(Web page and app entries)
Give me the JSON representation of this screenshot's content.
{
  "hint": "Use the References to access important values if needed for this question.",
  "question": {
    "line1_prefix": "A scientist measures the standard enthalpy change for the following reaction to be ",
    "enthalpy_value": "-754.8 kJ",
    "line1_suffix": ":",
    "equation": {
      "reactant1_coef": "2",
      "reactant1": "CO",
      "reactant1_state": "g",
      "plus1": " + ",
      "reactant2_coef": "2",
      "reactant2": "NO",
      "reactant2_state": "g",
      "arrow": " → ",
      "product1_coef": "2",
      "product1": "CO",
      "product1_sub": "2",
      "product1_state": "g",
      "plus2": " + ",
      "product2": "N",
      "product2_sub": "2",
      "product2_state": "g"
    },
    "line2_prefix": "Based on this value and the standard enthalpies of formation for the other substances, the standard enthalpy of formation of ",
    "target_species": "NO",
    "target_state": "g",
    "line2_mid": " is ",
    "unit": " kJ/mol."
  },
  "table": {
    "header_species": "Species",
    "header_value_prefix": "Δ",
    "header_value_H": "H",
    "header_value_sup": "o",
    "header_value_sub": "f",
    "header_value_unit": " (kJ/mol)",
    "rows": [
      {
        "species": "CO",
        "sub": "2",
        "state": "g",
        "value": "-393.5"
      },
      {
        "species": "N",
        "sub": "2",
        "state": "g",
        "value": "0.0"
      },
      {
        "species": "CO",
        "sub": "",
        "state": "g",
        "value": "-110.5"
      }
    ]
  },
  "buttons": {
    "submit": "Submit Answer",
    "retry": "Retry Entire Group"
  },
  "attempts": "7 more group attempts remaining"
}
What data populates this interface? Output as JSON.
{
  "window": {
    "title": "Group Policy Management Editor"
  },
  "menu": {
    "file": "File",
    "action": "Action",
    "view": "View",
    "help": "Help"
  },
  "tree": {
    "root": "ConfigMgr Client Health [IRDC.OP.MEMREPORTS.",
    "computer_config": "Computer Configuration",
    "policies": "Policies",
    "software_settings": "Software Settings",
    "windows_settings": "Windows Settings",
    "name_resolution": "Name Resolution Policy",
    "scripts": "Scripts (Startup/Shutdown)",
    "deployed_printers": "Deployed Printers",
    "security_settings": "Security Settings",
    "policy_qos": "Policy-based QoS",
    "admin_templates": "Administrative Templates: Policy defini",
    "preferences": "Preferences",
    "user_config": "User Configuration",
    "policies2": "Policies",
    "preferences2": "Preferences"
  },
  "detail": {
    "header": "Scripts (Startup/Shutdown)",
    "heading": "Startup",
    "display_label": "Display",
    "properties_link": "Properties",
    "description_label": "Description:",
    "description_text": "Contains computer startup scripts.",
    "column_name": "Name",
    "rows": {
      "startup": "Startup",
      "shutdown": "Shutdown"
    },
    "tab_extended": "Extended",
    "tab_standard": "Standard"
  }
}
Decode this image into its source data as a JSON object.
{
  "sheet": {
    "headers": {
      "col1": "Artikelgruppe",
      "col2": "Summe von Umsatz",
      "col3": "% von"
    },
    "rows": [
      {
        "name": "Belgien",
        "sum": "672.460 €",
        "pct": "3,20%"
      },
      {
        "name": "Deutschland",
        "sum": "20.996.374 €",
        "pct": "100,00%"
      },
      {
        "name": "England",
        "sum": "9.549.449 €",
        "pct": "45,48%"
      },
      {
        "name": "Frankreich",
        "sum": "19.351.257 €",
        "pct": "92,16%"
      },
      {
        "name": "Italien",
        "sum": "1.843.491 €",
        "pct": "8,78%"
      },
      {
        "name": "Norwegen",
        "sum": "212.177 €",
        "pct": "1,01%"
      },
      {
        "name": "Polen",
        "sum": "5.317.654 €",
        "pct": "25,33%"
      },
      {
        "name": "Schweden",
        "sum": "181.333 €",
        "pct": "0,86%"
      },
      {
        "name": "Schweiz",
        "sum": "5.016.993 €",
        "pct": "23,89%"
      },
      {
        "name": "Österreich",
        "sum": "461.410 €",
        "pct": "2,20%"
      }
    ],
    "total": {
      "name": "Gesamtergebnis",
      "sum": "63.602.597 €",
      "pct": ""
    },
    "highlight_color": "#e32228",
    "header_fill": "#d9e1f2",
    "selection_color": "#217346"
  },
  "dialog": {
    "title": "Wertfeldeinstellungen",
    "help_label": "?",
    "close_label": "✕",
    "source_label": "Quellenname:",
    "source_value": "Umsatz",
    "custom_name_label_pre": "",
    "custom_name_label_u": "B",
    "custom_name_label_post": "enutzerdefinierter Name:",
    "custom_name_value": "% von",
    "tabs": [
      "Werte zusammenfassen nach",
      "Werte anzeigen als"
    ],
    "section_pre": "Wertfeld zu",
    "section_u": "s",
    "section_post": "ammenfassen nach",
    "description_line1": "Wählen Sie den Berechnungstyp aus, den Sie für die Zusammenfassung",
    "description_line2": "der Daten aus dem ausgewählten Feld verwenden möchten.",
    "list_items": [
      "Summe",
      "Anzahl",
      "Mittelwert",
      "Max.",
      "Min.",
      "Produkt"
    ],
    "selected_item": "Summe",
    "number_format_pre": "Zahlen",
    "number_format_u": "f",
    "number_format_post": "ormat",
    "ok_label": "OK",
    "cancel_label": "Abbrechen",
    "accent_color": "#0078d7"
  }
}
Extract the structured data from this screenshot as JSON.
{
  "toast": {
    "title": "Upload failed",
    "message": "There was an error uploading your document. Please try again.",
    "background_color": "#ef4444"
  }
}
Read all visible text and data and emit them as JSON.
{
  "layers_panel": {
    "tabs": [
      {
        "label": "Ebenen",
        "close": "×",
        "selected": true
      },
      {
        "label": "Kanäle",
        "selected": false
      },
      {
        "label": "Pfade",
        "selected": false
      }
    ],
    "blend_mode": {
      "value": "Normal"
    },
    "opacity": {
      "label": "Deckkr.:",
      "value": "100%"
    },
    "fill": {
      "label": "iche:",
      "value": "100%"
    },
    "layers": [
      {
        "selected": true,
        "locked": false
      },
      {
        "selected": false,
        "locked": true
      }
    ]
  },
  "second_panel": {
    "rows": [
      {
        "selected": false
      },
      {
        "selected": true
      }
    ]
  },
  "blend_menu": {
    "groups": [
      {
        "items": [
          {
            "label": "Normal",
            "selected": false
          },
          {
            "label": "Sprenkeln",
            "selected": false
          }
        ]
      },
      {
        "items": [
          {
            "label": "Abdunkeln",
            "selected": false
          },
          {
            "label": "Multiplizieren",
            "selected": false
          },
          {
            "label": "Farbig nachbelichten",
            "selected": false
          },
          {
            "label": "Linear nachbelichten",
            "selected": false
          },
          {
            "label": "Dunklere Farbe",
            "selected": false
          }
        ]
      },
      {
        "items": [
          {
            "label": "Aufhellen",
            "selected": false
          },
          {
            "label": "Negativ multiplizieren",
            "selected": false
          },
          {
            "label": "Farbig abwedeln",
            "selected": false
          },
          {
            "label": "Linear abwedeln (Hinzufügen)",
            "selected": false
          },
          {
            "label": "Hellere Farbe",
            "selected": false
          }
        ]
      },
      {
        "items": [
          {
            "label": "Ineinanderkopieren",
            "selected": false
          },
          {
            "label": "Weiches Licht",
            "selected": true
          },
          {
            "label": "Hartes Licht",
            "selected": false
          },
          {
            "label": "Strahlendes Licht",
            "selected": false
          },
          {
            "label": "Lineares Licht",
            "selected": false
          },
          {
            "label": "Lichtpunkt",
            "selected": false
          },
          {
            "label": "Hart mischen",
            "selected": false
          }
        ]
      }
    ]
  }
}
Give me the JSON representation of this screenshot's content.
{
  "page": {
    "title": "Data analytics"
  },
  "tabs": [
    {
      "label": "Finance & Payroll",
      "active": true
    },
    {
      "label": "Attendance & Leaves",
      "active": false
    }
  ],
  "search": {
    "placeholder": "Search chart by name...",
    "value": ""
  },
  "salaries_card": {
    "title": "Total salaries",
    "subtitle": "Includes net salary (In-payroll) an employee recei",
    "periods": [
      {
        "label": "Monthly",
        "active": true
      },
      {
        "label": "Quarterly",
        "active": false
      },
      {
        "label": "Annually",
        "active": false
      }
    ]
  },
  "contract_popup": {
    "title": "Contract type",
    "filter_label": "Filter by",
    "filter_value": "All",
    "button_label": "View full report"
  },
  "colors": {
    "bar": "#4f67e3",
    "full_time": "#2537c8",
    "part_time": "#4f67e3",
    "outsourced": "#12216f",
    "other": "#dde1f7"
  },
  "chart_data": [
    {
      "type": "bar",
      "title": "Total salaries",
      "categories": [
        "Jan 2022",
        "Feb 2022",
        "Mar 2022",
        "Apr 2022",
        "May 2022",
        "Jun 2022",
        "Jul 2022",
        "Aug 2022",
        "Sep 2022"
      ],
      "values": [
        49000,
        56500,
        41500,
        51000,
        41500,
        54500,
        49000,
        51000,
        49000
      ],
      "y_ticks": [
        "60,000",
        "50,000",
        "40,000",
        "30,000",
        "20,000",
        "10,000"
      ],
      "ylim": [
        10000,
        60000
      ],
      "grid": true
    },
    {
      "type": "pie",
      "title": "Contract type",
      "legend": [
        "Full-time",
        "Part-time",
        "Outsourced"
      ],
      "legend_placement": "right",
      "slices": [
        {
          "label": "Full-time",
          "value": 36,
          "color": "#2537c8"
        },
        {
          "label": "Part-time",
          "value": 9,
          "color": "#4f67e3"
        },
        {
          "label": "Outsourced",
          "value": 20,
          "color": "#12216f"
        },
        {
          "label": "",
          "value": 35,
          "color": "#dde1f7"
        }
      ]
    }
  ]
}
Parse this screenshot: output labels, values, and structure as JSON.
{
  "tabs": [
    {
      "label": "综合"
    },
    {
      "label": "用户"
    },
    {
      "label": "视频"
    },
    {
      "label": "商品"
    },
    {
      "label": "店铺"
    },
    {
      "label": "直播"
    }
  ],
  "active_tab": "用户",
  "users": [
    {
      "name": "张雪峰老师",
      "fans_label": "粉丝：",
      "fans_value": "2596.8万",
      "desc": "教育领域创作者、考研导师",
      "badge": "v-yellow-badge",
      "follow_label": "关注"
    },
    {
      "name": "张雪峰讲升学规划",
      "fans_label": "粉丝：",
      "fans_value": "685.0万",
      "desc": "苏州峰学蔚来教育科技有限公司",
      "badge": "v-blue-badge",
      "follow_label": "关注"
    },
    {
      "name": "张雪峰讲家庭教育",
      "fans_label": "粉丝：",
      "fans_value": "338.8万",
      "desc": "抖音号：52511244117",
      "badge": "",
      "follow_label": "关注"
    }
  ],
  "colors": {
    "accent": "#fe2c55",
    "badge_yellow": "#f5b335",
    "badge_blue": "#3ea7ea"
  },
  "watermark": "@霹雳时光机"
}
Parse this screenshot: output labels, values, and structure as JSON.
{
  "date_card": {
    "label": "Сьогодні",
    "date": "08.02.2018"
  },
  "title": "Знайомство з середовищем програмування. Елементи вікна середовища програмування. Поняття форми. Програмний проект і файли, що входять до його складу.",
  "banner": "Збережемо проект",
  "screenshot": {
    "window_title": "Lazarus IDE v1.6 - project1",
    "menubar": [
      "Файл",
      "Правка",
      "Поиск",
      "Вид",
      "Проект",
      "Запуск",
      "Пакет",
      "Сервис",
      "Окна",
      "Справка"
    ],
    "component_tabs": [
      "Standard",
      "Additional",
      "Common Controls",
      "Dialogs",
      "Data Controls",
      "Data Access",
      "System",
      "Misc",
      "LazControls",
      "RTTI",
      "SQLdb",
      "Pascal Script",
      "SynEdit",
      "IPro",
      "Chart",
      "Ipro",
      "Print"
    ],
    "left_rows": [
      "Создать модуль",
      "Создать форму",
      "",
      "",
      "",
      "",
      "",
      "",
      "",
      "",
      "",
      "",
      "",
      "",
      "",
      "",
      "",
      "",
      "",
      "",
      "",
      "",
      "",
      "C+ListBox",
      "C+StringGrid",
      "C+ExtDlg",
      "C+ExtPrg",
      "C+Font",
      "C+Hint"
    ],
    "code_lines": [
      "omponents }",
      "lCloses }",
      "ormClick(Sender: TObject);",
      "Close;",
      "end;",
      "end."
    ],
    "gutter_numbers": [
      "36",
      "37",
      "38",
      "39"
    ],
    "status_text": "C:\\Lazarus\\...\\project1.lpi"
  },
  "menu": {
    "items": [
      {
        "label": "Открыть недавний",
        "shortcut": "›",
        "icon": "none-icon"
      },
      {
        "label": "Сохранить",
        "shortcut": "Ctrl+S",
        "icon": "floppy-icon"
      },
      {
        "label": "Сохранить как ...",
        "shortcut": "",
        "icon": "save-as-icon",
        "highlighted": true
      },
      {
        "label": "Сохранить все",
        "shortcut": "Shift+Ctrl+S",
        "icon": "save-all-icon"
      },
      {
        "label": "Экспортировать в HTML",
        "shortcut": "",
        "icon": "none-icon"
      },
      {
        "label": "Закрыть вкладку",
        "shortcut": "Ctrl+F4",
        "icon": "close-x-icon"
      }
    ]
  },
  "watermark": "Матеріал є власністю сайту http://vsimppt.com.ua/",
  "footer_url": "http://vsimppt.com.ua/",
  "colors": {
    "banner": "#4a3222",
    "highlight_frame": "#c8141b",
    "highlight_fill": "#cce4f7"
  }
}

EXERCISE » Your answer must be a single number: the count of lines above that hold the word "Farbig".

THE ANSWER » 2